The first phase of the project involved three following things that were considered at a gathering of experts and policy-makers at the Working Conference on 1 June 2011:
As part of phase one, a working conference was organised to discuss three particular things that had been prepared in advance of the conference:
The Working Conference was organised by the directors of the Initiative on Impunity and the Rule of Law and sponsored by the Swedish National Commission for UNESCO, Norwegian Pen and the Open Society Foundation. It took place on 2 June 2011 at City University. Entitled Safety and Protection for Journalists: A Responsibility for the World, the conference was opened by Janis Karklins, then UNESCO Assistant Director-General for Communication. Among those leading discussions were Roland Bless, Director of the Office of the OSCE Representative on Freedom of the Media, Gavin Simpson, then the Office of the Council of Europe’s Commissioner for Human Rights, and Susan Hyland, then Director of Human Rights at the UK Foreign Office. Archbishop Desmond Tutu also sent a special message to the conference, supporting the work of the initiative and calling on governments to ensure that journalists are protected and impunity tackled. The conference ended with a session dedicated to establishing effective measures to improve the protection for journalists and improve compliance around the world in advance of UN inter-agency talks that took place in September 2011. Six recommendations were made as to action that should be taken to tackle impunity and protect journalists.

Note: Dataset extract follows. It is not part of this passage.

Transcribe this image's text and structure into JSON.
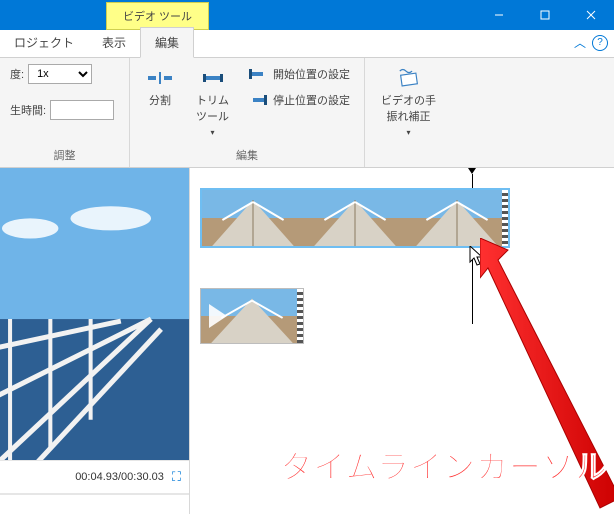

The right of journalists to report freely is of vital importance to people in all parts of the world and those who use violence, assassination or detention to try and intimidate journalists must be held accountable for their actions